Community must speak out on behalf of WIC

One act, more than any other, is indispensible from the Passover story:

If God had not intervened, we would still be slaves. There would have been no Exodus, no Sinai, no bright future for the Jewish people. For the sake of a future nation, God intervened to save 600,000 warriors of Israel.

Remember that number. It’s about the same number of mothers and children who will be cut off from nutrition assistance if nothing is done to stop the sequester’s bulldozer-like roll toward the Special Supplemental Nutrition Program for Women, Infants and Children (WIC). Once again, an intervention is needed for the sake of a nation.

Without freedom from Egypt, the descendants of Jacob could never grow, could never receive the Torah and could never live as they wanted. Likewise, without the benefit of prenatal and pediatric health care, nutrition education and access to healthy food, our children will be vulnerable to adverse birth outcomes, dental problems, anemia, obesity and hunger.

The future of our nation — built by a healthy generation of children — is at risk if we do not intervene. Due to political gridlock and myopic opposition to government services, WIC faces a 5.1 percent hatchet. As the sequester’s implementation was delayed, the impact because of the compressed timeline will be closer to a 9 percent chop.

More than 600,000 low-income women, infants and children will lose this vital lifeline if the arbitrary sequester is not replaced with a thoughtful, long-run deficit reduction strategy.

That is why our organizations again mobilized Jewish communities around the country to hold Hunger Seders and raise awareness not only of the ongoing oppression of hunger, but of the tools we have to end it. On March 20, we kicked off the campaign at the U.S. Capitol with a special National Hunger Seder attended by members of Congress, Obama administration officials, schoolchildren, and faith and anti-poverty advocates.

Our message to Congress and the country is a simple one: We must protect the WIC program because WIC protects our children. WIC is available exclusively to impoverished women (WIC participants have an average annual income of a meager $16,449) and their children.

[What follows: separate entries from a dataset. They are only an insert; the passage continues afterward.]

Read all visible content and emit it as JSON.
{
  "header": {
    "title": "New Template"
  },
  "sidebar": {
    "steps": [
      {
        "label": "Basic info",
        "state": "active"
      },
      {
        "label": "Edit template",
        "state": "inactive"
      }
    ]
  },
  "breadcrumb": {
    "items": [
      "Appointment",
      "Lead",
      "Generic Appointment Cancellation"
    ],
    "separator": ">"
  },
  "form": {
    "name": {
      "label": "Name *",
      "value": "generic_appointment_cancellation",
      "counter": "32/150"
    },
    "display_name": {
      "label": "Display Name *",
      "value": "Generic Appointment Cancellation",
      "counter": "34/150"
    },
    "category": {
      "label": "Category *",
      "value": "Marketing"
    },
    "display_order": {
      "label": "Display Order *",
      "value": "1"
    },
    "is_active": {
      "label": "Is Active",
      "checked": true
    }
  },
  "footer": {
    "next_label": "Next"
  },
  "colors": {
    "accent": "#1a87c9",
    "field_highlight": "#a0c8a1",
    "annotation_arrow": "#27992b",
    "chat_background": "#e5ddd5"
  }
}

In 2009, WIC served an average of 8.9 million participants each month, providing education about the benefits of breastfeeding, access to maternal, prenatal, and pediatric health care services, or financial support to purchase nutritious groceries. According to the National WIC Association, for $759 a year per participant, WIC saves tens of thousands of dollars in health care costs by preventing birth complications and infant hospitalization.

Even if the investment in WIC just saved us money on health care, we would say dayenu — it would be enough — to spare the program from painful reductions. But the benefits of WIC far exceed financial savings. Children benefiting from WIC — more than half of all infants born in the United States — not only are born healthier but live healthier lives. Compared to those not in the program, WIC children are less likely to be hungry, more likely to be immunized and better prepared to perform in school for years to come.

Replacing the sequester is an important step, but this single move will correct a mistaken plan never intended to go into effect in the first place. Moving forward, we must strengthen WIC so that it can effectively reach the millions of pregnant woman and mothers who lack proper education on breastfeeding or nutrition.

More than 3,000 years ago, God wanted the children of Jacob to grow and prosper as a people, so God intervened on behalf of 600,000 to ensure they were on the right path.

Today we want the same for our children — to set them on the path to a healthy and prosperous future. If we allow WIC to be arbitrarily hacked by the sequester, fewer children will realize the healthy practices that would help them reach their full God-given potential, and our society will be poorer and weaker because of it.

So we are called on by our faith, our humanity and our obligation to future generations to intervene on behalf of 600,000 — for the sake of our nation.

Abby Leibman is the president and CEO of Mazon. Rabbi Steve Gutow is the president and CEO of the Jewish Council for Public Affairs.